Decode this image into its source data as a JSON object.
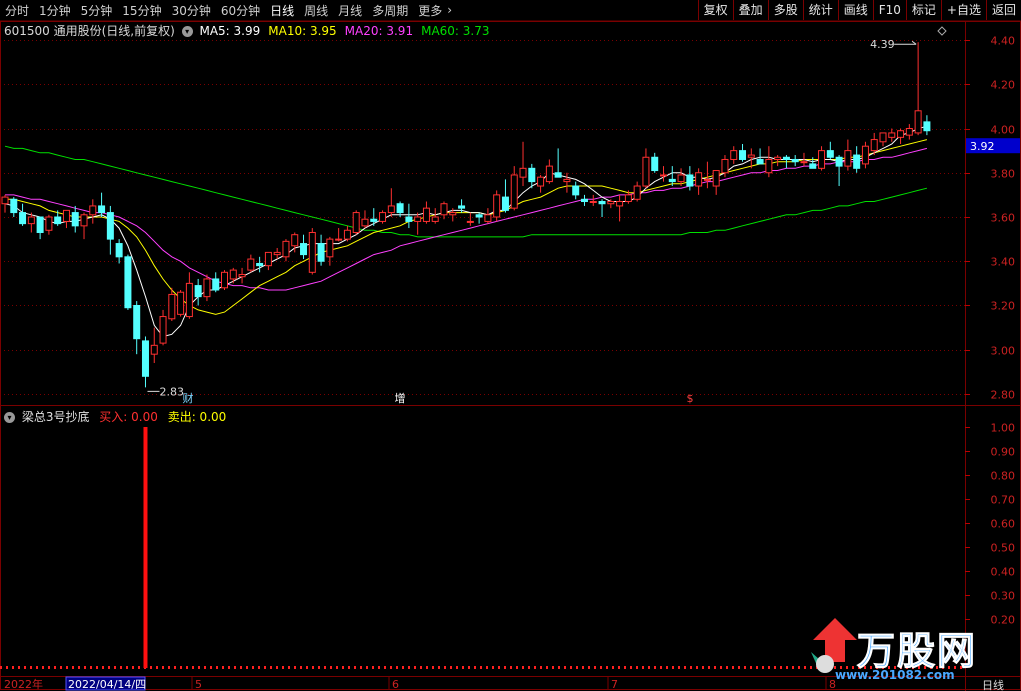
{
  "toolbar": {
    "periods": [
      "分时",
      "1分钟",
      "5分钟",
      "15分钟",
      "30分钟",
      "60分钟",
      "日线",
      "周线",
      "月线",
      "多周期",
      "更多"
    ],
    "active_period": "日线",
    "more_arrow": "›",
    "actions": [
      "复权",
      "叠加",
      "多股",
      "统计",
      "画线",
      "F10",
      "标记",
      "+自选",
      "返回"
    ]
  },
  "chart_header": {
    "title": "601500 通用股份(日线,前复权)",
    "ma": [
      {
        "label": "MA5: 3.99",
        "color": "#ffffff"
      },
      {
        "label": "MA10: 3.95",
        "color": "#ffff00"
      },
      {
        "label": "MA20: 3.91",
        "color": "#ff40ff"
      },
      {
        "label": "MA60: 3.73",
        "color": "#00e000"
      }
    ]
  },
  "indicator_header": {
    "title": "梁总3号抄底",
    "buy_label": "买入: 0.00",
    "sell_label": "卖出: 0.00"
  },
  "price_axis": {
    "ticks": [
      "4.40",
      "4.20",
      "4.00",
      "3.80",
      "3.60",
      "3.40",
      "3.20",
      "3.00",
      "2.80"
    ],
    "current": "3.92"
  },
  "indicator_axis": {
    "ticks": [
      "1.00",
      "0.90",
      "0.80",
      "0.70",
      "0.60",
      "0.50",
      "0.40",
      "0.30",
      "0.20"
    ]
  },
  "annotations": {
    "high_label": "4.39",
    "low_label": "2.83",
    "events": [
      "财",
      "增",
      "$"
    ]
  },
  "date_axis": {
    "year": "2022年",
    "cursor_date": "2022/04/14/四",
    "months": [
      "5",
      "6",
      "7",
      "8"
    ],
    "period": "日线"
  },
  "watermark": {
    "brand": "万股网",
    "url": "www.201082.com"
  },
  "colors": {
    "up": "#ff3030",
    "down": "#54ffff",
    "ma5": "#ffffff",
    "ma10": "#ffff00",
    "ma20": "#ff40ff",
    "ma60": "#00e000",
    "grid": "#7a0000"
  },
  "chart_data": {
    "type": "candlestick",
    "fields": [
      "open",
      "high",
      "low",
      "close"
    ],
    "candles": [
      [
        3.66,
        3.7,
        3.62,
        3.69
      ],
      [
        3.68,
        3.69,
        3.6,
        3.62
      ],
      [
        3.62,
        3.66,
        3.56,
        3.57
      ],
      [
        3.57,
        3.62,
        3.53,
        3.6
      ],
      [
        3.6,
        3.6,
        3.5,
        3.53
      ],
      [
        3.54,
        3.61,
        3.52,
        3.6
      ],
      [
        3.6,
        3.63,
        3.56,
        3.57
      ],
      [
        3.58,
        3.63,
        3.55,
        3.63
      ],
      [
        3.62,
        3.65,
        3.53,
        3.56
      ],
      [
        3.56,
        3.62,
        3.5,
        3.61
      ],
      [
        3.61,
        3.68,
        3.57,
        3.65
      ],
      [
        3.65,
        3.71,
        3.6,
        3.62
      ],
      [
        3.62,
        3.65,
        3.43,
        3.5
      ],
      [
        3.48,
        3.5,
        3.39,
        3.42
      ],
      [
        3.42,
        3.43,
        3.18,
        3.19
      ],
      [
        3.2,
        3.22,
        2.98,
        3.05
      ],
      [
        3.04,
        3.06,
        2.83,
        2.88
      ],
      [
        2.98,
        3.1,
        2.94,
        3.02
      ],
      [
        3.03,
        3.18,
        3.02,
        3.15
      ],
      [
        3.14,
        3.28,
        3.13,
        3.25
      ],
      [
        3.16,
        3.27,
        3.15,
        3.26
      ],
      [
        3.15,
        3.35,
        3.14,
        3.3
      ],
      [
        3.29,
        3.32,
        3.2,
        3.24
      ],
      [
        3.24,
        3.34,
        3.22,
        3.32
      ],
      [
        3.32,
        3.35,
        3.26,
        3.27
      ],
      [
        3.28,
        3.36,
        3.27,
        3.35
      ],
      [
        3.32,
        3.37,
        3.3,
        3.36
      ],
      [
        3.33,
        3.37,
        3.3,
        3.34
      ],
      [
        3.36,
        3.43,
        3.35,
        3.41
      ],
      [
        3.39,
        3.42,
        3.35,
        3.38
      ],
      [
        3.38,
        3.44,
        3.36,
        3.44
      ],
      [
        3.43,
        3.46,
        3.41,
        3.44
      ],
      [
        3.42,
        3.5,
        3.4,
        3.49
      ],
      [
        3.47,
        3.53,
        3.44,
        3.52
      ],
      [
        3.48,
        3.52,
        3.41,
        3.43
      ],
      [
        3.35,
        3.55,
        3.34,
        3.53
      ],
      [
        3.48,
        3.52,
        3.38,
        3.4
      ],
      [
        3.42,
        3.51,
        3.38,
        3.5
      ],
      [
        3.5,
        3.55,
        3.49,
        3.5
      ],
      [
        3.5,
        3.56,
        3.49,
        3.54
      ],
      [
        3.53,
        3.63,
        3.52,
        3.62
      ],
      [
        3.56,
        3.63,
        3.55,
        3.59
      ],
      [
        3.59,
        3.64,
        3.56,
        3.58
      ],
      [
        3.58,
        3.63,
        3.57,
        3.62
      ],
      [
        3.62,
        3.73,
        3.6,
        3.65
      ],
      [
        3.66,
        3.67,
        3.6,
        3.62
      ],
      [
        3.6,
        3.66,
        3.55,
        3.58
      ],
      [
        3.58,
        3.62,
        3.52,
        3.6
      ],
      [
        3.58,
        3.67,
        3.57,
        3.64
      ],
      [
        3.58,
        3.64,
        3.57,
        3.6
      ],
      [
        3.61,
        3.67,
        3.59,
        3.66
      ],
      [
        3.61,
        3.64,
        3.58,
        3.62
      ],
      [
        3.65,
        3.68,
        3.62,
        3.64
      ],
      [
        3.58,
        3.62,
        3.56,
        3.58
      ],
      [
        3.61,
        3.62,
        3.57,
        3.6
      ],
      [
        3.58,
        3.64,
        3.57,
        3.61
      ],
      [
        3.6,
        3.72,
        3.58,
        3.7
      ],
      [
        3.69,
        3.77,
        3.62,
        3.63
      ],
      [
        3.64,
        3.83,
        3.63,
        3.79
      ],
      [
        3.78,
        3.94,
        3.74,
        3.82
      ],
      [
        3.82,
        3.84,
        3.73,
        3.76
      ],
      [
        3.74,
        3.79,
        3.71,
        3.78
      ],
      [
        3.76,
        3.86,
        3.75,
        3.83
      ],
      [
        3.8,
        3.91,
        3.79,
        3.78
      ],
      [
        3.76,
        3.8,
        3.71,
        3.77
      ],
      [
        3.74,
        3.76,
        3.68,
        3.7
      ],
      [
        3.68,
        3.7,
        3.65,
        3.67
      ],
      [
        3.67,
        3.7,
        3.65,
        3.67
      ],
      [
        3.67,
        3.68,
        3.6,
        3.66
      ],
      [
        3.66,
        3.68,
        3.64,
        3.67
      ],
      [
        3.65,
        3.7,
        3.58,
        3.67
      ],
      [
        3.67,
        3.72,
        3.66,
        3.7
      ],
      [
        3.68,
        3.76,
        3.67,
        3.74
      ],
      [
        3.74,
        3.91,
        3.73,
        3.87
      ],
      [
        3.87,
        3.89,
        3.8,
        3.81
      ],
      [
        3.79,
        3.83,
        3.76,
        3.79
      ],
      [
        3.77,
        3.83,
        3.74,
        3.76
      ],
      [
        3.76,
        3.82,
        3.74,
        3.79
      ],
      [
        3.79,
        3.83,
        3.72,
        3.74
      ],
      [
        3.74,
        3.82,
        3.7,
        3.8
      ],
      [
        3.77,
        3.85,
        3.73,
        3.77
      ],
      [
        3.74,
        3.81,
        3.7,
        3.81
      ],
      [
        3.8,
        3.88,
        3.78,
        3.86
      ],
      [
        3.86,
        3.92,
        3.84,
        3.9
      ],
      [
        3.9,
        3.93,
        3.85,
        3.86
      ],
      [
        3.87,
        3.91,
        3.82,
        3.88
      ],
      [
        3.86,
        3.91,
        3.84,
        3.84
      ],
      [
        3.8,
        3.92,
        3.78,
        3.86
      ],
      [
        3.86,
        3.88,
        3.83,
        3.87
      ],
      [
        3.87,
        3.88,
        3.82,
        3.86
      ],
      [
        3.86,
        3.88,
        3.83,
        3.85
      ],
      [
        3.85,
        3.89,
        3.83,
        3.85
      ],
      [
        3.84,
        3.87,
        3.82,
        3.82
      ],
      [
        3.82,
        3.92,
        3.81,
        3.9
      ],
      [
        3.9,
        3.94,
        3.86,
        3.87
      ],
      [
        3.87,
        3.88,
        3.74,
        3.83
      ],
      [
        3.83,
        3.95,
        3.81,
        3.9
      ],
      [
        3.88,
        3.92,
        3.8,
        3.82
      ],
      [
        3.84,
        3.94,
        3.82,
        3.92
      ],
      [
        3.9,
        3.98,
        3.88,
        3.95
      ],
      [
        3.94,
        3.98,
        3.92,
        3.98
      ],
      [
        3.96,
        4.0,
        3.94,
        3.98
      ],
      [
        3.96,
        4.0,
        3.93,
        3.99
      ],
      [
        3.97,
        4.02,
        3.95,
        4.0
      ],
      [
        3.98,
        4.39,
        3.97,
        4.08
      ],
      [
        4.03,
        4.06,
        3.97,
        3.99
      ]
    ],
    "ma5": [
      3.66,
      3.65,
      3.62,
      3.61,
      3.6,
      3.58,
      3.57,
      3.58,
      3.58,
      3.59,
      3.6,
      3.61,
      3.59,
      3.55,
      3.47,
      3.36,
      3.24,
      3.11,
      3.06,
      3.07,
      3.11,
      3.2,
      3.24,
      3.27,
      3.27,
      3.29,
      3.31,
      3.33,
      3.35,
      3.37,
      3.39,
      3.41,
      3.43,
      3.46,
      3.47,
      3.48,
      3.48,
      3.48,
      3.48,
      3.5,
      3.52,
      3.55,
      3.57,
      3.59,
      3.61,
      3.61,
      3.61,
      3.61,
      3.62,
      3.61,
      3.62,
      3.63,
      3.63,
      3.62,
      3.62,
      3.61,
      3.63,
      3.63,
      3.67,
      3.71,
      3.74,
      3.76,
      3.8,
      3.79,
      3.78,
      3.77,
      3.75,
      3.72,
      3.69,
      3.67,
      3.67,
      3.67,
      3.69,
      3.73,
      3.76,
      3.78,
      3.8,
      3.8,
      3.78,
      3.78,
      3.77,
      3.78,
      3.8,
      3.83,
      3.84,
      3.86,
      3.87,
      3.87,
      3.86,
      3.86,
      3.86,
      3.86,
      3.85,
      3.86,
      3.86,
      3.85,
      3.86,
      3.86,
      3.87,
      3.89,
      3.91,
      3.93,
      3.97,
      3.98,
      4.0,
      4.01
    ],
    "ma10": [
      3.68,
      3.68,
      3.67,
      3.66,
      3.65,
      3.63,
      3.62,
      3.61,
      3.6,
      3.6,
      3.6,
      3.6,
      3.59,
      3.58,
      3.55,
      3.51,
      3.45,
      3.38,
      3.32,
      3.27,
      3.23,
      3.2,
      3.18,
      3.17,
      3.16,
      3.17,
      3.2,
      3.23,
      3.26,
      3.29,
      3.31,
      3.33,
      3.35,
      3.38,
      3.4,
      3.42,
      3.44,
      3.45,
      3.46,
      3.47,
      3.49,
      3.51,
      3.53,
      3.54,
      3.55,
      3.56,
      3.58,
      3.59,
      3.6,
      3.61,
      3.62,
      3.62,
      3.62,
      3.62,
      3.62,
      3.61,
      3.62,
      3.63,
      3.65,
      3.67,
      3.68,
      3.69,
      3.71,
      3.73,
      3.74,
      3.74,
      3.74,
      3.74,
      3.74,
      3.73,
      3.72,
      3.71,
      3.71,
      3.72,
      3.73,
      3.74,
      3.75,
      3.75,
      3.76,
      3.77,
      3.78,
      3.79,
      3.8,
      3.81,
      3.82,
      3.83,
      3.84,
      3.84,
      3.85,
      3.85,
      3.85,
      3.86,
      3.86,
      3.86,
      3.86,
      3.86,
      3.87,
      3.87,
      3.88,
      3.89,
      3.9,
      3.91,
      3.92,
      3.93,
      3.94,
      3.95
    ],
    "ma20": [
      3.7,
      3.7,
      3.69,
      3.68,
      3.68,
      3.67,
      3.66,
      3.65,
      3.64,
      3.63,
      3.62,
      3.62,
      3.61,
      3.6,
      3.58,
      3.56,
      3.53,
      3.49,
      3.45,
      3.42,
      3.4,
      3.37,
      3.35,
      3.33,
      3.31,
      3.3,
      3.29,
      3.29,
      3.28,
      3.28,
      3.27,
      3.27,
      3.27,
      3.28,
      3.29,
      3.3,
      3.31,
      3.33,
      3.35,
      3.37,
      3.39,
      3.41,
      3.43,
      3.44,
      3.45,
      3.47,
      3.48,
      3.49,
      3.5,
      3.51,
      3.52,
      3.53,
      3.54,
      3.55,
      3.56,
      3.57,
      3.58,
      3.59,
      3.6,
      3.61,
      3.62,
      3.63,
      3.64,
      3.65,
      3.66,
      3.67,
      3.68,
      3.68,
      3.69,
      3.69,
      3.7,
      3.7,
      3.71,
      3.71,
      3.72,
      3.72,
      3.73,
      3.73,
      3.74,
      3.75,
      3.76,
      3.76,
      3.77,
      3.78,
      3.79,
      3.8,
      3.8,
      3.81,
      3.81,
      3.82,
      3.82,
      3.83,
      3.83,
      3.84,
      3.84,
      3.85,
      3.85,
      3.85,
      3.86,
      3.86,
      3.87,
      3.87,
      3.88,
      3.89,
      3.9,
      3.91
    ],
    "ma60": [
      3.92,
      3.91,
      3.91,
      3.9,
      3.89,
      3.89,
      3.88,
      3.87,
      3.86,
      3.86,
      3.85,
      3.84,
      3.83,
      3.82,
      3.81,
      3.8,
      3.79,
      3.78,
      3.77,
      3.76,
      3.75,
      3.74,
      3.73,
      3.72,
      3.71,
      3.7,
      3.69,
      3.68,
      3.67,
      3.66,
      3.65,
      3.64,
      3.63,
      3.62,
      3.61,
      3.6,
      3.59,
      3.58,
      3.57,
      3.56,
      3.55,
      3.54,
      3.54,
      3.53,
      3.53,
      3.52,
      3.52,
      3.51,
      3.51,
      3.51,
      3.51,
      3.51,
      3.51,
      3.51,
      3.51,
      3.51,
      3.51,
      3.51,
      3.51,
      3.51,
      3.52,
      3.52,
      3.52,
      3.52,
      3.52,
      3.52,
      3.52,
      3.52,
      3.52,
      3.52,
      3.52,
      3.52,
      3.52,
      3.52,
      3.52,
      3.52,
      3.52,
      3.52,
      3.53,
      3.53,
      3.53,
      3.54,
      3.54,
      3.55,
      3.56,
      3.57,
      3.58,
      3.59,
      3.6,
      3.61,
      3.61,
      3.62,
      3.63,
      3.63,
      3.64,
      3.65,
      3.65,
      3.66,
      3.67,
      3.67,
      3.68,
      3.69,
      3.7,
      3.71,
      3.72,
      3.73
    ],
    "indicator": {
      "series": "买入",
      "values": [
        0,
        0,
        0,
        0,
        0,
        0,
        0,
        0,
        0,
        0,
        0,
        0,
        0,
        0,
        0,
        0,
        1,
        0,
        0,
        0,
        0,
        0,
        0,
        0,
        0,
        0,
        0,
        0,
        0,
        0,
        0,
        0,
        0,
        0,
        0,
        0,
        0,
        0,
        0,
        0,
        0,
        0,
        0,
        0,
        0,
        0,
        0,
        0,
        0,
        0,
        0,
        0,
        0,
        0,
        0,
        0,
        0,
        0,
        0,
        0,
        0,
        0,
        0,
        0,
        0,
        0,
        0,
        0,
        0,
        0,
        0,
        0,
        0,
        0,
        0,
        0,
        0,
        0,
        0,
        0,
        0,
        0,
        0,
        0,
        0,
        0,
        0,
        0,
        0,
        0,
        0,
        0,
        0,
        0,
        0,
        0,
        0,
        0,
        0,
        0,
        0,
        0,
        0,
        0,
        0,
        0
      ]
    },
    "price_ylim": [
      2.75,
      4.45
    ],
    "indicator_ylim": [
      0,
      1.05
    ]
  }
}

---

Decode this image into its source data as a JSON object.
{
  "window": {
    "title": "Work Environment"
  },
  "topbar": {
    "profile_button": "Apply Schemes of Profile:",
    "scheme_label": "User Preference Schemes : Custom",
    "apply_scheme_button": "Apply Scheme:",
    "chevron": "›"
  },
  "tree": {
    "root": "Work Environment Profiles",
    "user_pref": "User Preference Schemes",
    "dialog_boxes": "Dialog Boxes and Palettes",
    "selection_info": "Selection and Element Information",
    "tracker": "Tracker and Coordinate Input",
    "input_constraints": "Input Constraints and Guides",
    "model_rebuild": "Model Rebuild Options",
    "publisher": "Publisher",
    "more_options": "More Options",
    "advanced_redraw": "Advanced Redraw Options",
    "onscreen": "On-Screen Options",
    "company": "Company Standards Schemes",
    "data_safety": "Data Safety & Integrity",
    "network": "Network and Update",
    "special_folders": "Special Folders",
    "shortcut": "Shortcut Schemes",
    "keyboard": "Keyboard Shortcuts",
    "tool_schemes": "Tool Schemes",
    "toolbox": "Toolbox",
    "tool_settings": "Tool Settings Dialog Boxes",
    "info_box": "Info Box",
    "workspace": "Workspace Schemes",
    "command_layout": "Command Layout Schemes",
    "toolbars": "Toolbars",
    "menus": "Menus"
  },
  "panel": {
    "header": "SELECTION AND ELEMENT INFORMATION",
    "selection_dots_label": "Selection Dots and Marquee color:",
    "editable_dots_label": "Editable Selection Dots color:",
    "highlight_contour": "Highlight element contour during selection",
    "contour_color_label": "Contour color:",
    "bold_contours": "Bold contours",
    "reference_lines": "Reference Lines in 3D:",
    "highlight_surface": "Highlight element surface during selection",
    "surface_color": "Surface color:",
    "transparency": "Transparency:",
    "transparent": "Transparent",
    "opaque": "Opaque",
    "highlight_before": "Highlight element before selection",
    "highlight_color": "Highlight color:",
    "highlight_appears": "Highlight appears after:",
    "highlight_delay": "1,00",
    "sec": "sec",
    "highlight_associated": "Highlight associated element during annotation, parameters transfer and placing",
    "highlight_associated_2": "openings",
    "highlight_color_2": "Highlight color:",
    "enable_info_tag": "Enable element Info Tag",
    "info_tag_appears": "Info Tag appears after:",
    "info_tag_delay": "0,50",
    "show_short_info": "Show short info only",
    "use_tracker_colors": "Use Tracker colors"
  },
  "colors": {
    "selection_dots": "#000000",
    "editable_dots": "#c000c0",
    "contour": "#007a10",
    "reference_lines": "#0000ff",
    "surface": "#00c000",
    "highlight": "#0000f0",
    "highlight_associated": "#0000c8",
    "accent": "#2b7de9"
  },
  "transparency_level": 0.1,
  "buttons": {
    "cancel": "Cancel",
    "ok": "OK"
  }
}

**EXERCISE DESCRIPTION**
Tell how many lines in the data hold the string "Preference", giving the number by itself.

**EXERCISE RESULT**
2